Lastly, if you are a relatively popular recording artist, and you are going to hire people to write your songs for you, you want to make sure that they are not plagiarizing the songs. (For comparison, the Black Crowes song they are alleging that GW Inc. stole is this one, and I have to say, they have a very valid argument.)
Sunday, January 8, 2012
Honestly, Taylor Swift barely counts as a country performer. The music that she performs is nothing but bubblegum pop music that is occasionally accented with typical "country" instruments. Her music owes more to Juice Newton's early works than it does to Dolly Parton (how interesting that Juice Newton eventually dragged herself over to country music later in her career).
I don't care for any of Swift's music, but that isn't really surprising. As a 30-year old male, I'm hardly the demographic that the people who market her are attempting to woo. Most of her singles come and go without me even being aware that anything happened, and as far as I am concerned, it's best for everyone that way.
I became aware of the song "Mean" several months ago, when it was up for an MTV Video Music Award for "Best Song With A Message", for which it was up against (among others) Rise Against's fantastic anti-homophobia/bullying song "Make It Stop (September's Children)", a song that I like very much and was quite affected by the video.
Since I was floored that a band that I enjoyed was up for a VMA, I became curious what the competition was like, and I looked into the other songs, one of which was Taylor Swift's own song against bullying, "Mean".

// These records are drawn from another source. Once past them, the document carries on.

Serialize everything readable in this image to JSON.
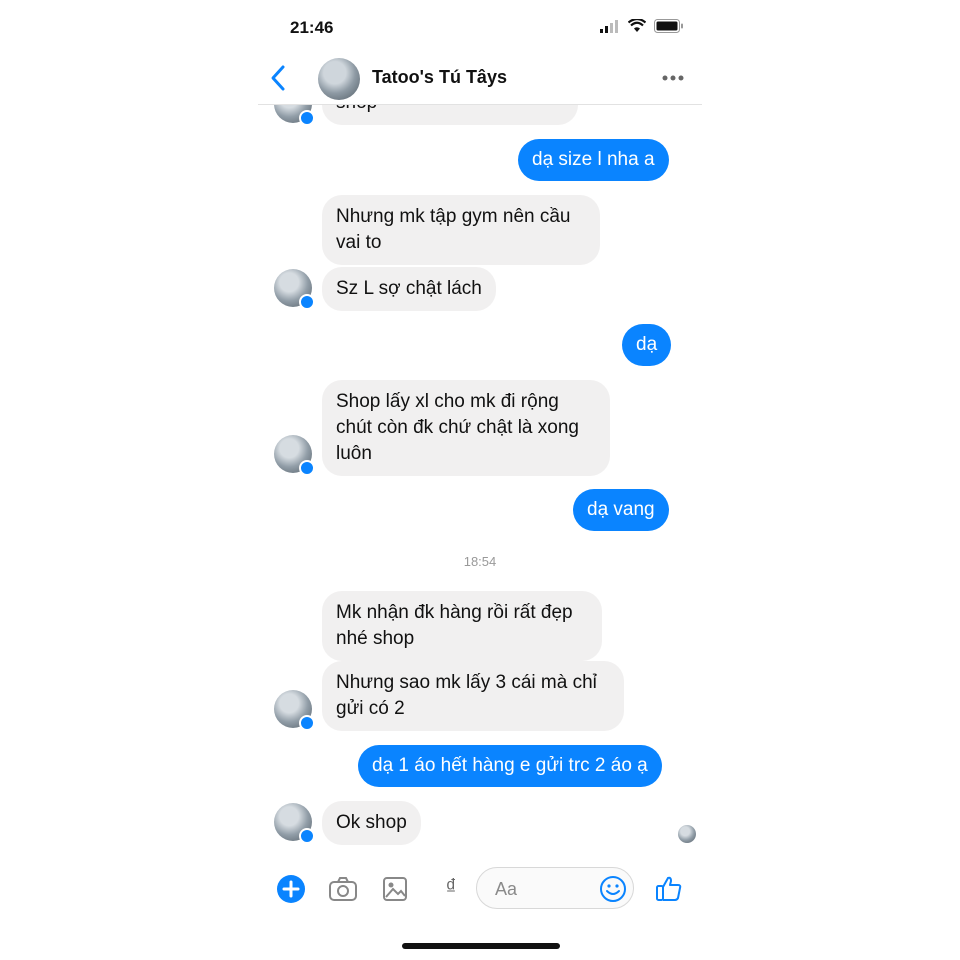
{
  "status": {
    "time": "21:46"
  },
  "header": {
    "contact_name": "Tatoo's Tú Tâys"
  },
  "messages": {
    "m0": "shop",
    "m1": "dạ size l nha a",
    "m2": "Nhưng mk tập gym nên cầu vai to",
    "m3": "Sz L sợ chật lách",
    "m4": "dạ",
    "m5": "Shop lấy xl cho mk đi rộng chút còn đk chứ chật là xong luôn",
    "m6": "dạ vang",
    "time": "18:54",
    "m7": "Mk nhận đk hàng rồi rất đẹp nhé shop",
    "m8": "Nhưng sao mk lấy 3 cái mà chỉ gửi có 2",
    "m9": "dạ 1 áo hết hàng e gửi trc 2 áo ạ",
    "m10": "Ok shop"
  },
  "composer": {
    "placeholder": "Aa",
    "currency_symbol": "₫"
  },
  "colors": {
    "accent": "#0a84ff",
    "incoming_bubble": "#f1f0f0"
  },
  "icons": [
    "back-chevron-icon",
    "more-dots-icon",
    "plus-icon",
    "camera-icon",
    "image-icon",
    "emoji-icon",
    "thumbs-up-icon",
    "messenger-badge-icon"
  ]
}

The intention of the song is admirable enough. Taylor Swift is attempting to use her influence to shed light on how bad bullying is, and how it can effect people. The well-intended goal of this song is almost (not completely, but almost) enough to make up for the fact that Taylor Swift clearly has no idea how to play the banjo, since she is strumming it like a guitar in the video (and pretending to play power chords that wouldn't work at all on a banjo because of the way it is strung) and the overall crappiness of the song. Or even the fact that she claims to not be able to wait until she is "living in a big 'ol city" even though she is from a suburb less than half an hour outside of Philadelphia.
The biggest problem I have with the song is the hypocrisy. According to the Merriam-Webster dictionary, "bully" has several definitions, depending on whether it is being used as a noun, an adjective, or a verb. Under the verb category, the word is defined like this: "to affect by means of force or coercion". I would expand this definition for clarification by adding that the person doing the bullying does so from a position of power, be it physical, mental, or access to influence.
It is because Taylor Swift, as an incredibly popular singer, has a venue to air her opinions that most people don't have, that lines like, "All you are is mean, and a liar, and pathetic, and alone in life" come across as decidedly bully-ish. She is belittling the subject of the song by means of coercion, from her position of power as a popular singer.
There are so many other ways that Swift could express herself and her distaste for the (Real? Imagined?) bully from her past without acting like a bully herself. Her awful means nearly negate any positivity that the song might have had. If your goal is to highlight actions from others that you feel are wrong, it should be understood that you make sure not to participate in the exact same behavior.
Perhaps Swift should leave topical songs to those with a touch more songwriting prowess, and continue focusing on the pop music her fans revere her for.